In pictures: Playful and unpretentious London Serpentine Gallery
The latest design for the annual Serpentine Gallery Pavilion in London’s Kensington Gardens is now open to the public.
The multi-coloured plastic chrysalis style structure is the work of Madrid-based architects Jose Selgas and Lucia Cano, who formed the SelgasCano studio in 1998.
The New York Times called the design “the most playful and unpretentious” in the 15-year history of the pavilions and added it was “a jolt of vitamin D against inconstant British skies”.

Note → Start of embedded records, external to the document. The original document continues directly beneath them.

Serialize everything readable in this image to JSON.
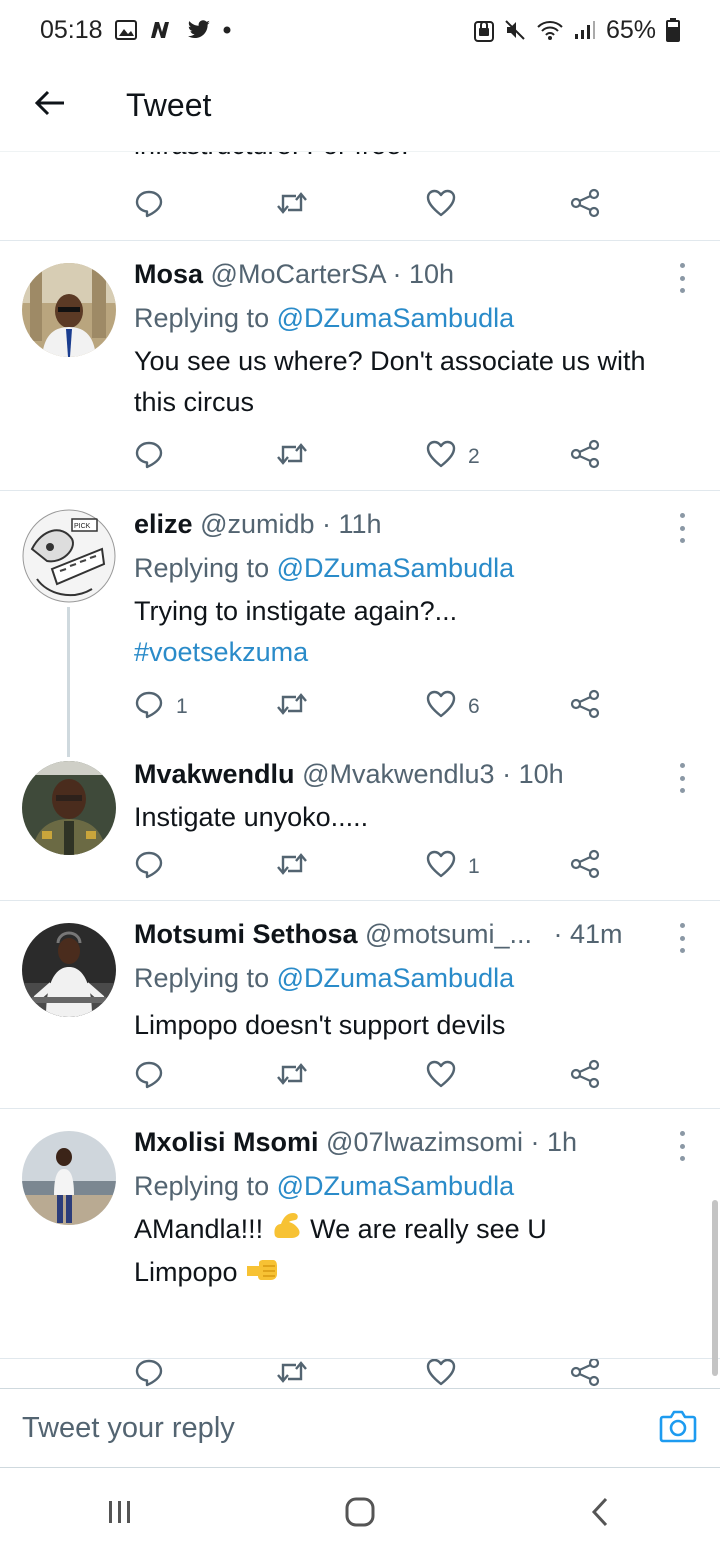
{
  "status_bar": {
    "time": "05:18",
    "battery": "65%"
  },
  "header": {
    "title": "Tweet"
  },
  "clipped_previous_text": "infrastructure! For free!",
  "tweets": [
    {
      "name": "Mosa",
      "handle": "@MoCarterSA",
      "time": "· 10h",
      "replying_prefix": "Replying to",
      "replying_to": "@DZumaSambudla",
      "text": "You see us where? Don't associate us with this circus",
      "reply_count": "",
      "retweet_count": "",
      "like_count": "2"
    },
    {
      "name": "elize",
      "handle": "@zumidb",
      "time": "· 11h",
      "replying_prefix": "Replying to",
      "replying_to": "@DZumaSambudla",
      "text": "Trying to instigate again?...",
      "hashtag": "#voetsekzuma",
      "reply_count": "1",
      "retweet_count": "",
      "like_count": "6"
    },
    {
      "name": "Mvakwendlu",
      "handle": "@Mvakwendlu3",
      "time": "· 10h",
      "text": "Instigate unyoko.....",
      "reply_count": "",
      "retweet_count": "",
      "like_count": "1"
    },
    {
      "name": "Motsumi Sethosa",
      "handle": "@motsumi_...",
      "time": "· 41m",
      "replying_prefix": "Replying to",
      "replying_to": "@DZumaSambudla",
      "text": "Limpopo doesn't support devils",
      "reply_count": "",
      "retweet_count": "",
      "like_count": ""
    },
    {
      "name": "Mxolisi Msomi",
      "handle": "@07lwazimsomi",
      "time": "· 1h",
      "replying_prefix": "Replying to",
      "replying_to": "@DZumaSambudla",
      "text_part1": "AMandla!!!",
      "text_part2": "We are really see U",
      "text_part3": "Limpopo",
      "reply_count": "",
      "retweet_count": "",
      "like_count": ""
    }
  ],
  "reply_bar": {
    "placeholder": "Tweet your reply"
  },
  "icons": {
    "back": "arrow-left-icon",
    "reply": "reply-icon",
    "retweet": "retweet-icon",
    "like": "heart-icon",
    "share": "share-icon",
    "camera": "camera-icon"
  },
  "colors": {
    "accent": "#1d9bf0",
    "text": "#0f1419",
    "muted": "#536471"
  }
}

“It is as much a reminder of the experimental role that architects play in shaping our environment as it is yet more proof of art’s fun-loving side”.
The Daily Telegraph said it had discovered a “secret corridor” between the “day-glo chrysalis” while The Guardian added it was a “psychedelic labyrinth” which “exudes joy, mischief and a welcome dose of Spanish sunshine.”

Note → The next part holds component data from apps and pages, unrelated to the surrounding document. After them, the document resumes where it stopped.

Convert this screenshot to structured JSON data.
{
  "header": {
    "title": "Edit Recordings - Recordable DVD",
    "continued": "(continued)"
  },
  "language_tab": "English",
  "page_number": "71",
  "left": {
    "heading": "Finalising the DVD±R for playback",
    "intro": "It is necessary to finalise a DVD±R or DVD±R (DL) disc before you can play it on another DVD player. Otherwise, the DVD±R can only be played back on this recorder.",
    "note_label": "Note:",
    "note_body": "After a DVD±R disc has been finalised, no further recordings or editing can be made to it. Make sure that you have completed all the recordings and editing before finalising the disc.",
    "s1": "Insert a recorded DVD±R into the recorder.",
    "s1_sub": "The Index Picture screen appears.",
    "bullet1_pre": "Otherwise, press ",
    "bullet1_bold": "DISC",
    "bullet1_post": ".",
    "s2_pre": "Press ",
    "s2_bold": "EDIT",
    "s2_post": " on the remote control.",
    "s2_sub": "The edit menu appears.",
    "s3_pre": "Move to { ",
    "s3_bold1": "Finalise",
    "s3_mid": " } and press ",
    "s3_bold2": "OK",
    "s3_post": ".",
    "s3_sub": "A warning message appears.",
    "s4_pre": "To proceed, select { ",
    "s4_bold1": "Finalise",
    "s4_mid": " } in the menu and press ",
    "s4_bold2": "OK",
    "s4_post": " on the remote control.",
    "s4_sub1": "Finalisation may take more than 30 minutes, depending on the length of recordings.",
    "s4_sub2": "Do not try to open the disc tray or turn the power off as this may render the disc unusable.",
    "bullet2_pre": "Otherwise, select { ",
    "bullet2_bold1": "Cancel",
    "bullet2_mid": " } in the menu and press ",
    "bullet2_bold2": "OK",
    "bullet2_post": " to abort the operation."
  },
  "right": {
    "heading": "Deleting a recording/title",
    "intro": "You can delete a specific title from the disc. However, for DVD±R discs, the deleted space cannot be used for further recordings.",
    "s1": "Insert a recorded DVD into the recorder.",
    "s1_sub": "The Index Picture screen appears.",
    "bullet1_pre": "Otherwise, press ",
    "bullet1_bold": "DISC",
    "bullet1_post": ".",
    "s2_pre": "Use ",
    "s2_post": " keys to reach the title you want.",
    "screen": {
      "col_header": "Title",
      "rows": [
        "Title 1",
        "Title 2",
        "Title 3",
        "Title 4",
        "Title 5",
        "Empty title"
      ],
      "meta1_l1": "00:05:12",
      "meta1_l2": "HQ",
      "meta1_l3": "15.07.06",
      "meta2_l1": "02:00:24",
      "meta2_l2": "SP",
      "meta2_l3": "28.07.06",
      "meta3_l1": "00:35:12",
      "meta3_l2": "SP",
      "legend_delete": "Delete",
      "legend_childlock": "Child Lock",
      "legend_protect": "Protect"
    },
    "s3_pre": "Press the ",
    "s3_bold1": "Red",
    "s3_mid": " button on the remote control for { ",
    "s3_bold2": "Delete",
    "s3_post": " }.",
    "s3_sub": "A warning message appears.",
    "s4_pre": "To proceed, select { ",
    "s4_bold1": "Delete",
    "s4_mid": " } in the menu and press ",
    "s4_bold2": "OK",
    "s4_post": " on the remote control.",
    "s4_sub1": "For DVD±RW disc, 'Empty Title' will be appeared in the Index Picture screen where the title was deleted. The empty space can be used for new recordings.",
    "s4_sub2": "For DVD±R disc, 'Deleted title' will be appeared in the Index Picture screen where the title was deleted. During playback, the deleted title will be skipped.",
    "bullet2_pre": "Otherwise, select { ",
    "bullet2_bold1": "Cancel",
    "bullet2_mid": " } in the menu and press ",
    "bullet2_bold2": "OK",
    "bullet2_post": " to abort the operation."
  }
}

The newspaper said: “It looks as if an exotic caterpillar might have nibbled on a magic mushroom before spinning its chrysalis.”
Another inspiration for the design was the intricate network of tunnels and tracks which form the London Underground system. But the overall influences on the husband and wife team are far ranging.

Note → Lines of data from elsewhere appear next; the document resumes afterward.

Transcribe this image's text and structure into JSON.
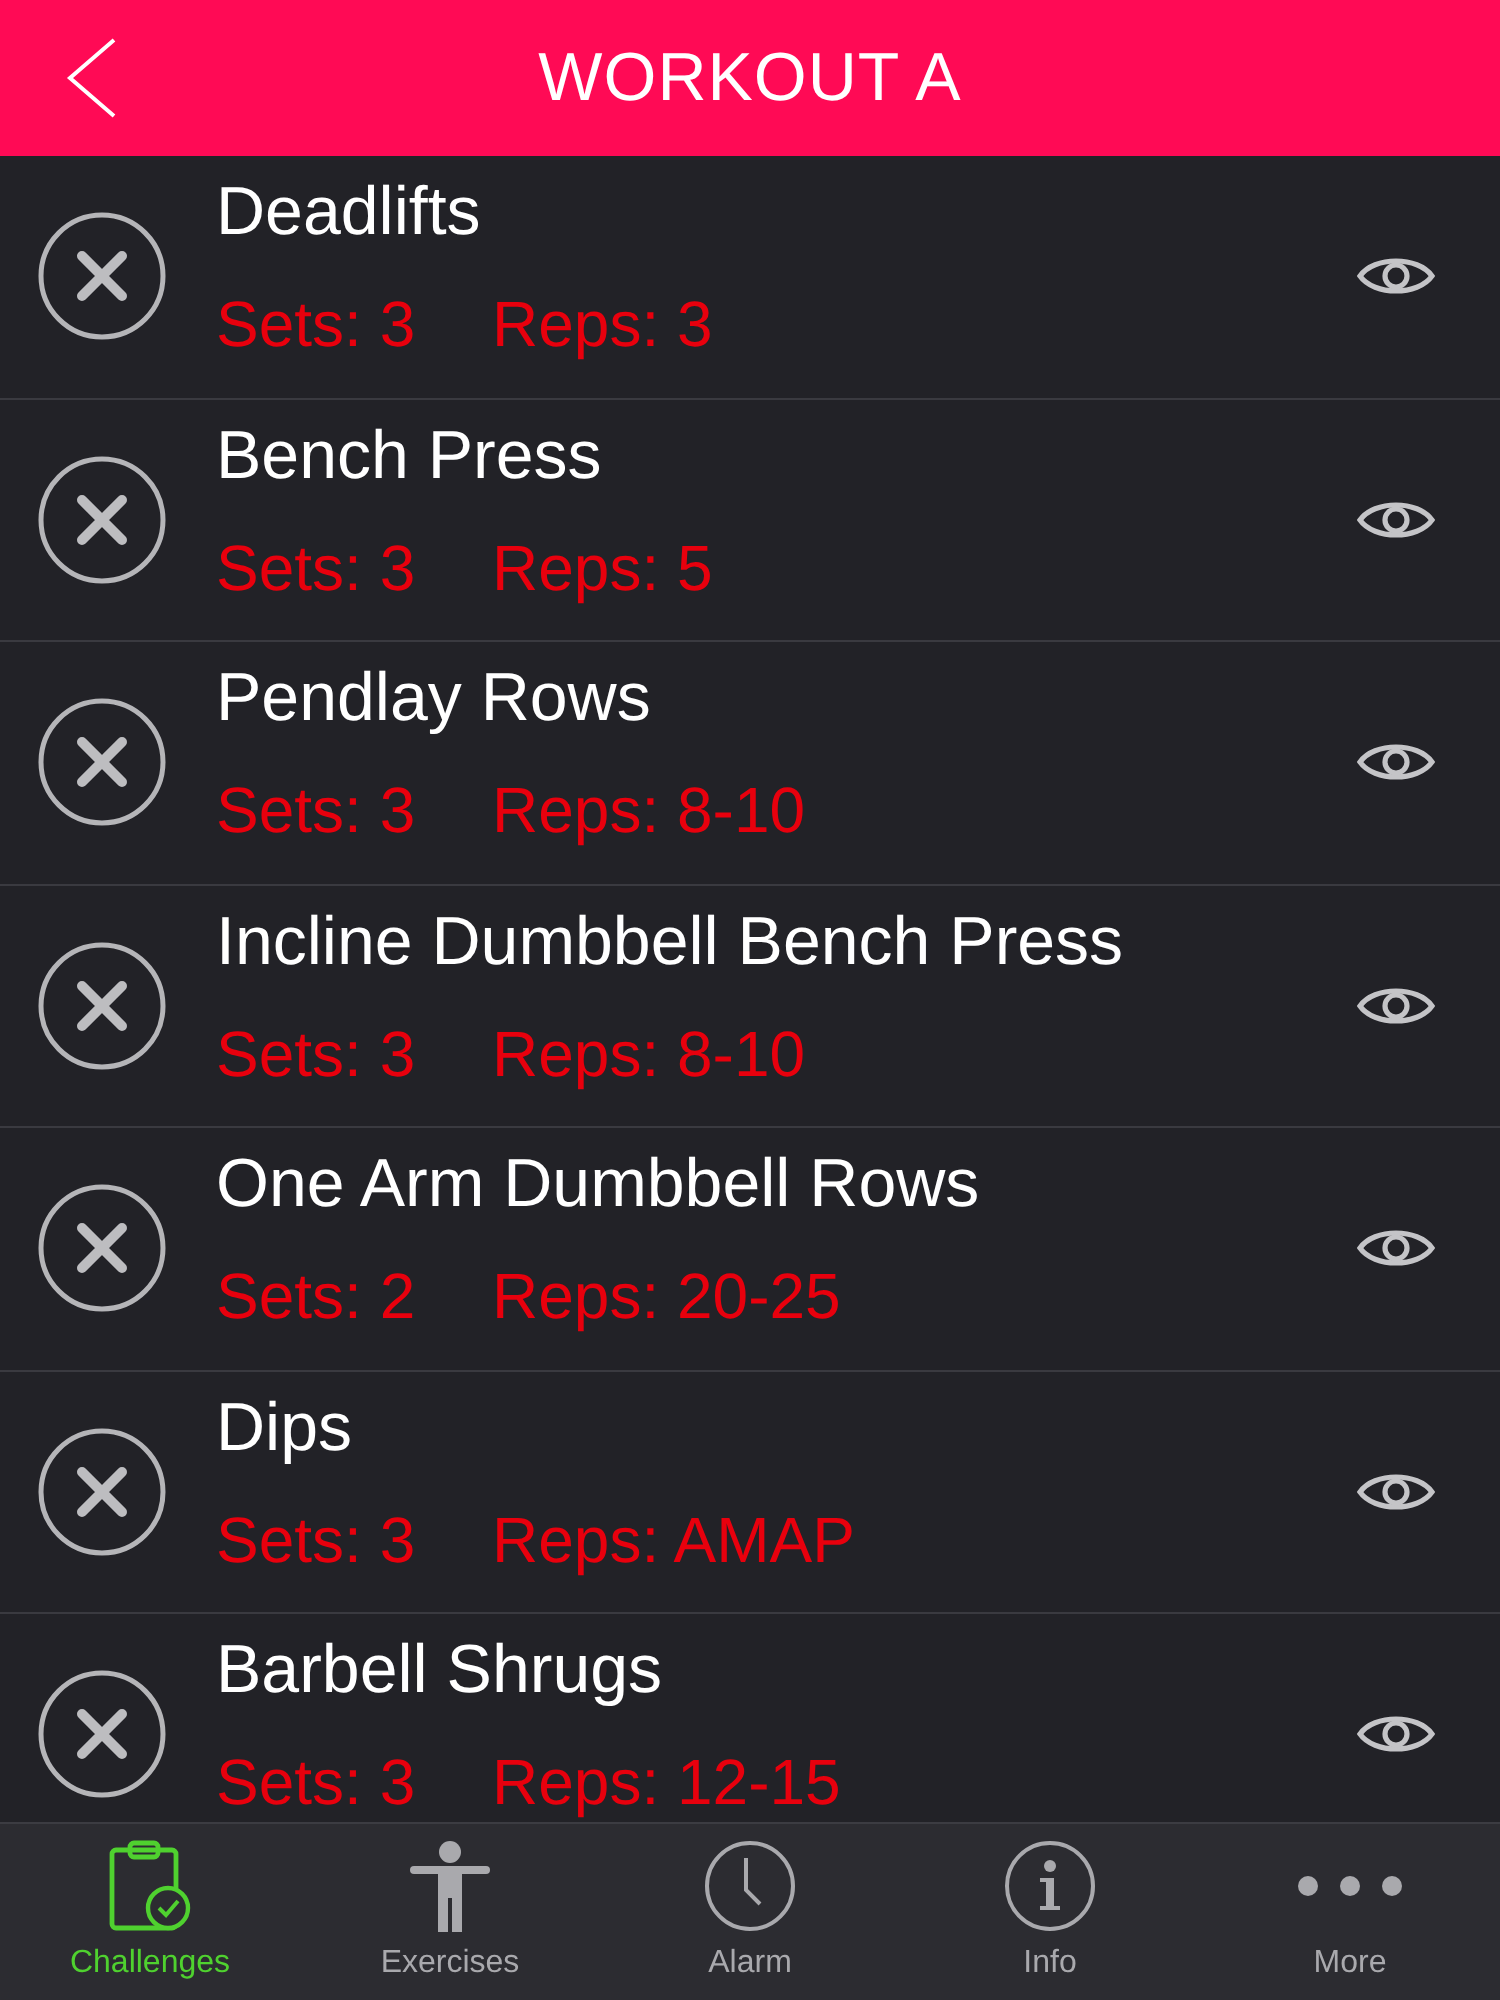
{
  "header": {
    "title": "WORKOUT A"
  },
  "exercises": [
    {
      "name": "Deadlifts",
      "sets": "Sets: 3",
      "reps": "Reps: 3"
    },
    {
      "name": "Bench Press",
      "sets": "Sets: 3",
      "reps": "Reps: 5"
    },
    {
      "name": "Pendlay Rows",
      "sets": "Sets: 3",
      "reps": "Reps: 8-10"
    },
    {
      "name": "Incline Dumbbell Bench Press",
      "sets": "Sets: 3",
      "reps": "Reps: 8-10"
    },
    {
      "name": "One Arm Dumbbell Rows",
      "sets": "Sets: 2",
      "reps": "Reps: 20-25"
    },
    {
      "name": "Dips",
      "sets": "Sets: 3",
      "reps": "Reps: AMAP"
    },
    {
      "name": "Barbell Shrugs",
      "sets": "Sets: 3",
      "reps": "Reps: 12-15"
    }
  ],
  "tab_bar": {
    "items": [
      {
        "label": "Challenges",
        "selected": true
      },
      {
        "label": "Exercises",
        "selected": false
      },
      {
        "label": "Alarm",
        "selected": false
      },
      {
        "label": "Info",
        "selected": false
      },
      {
        "label": "More",
        "selected": false
      }
    ]
  }
}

Asked about their work recently, the duo quoted the social theorist Zygmunt Bauman’s statement: “Nothing is necessary.”
The team qualified the statement by adding they were talking about the future, convinced that “as humans, as architects . . . we need to do, to build, very little”.
Other notable inspirations film-makers Werner Herzog, who directed movies such as Nosferatu and Grizzly Man and La Dolce Vita film-maker Federico Fellini, alongside the likes of writer Fyodor Dostoyevsky, Slovenian philosopher Slavoj Zizek, medieval epic poet Wolfram von Eschenbach and Czech photographer Miroslav Tichy.
Other works include is a huge dockside conference centre in Cartagena, Spain, designed to resemble a vast shipping container, its trans¬lucent walls enlivened by a rainbow array of Day-Glo plastic tubes.
The pair designed an installation at the Venice Architecture Biennale intended to explore the disruptive nature of development on nature with fast-growing plants suspended in a network of textured tubes.
They were also behind an auditorium on the edge of the Spanish city of Cáceres that looks like a crash-landed alien greenhouse, its bright orange stuck out towards the city like a tongue.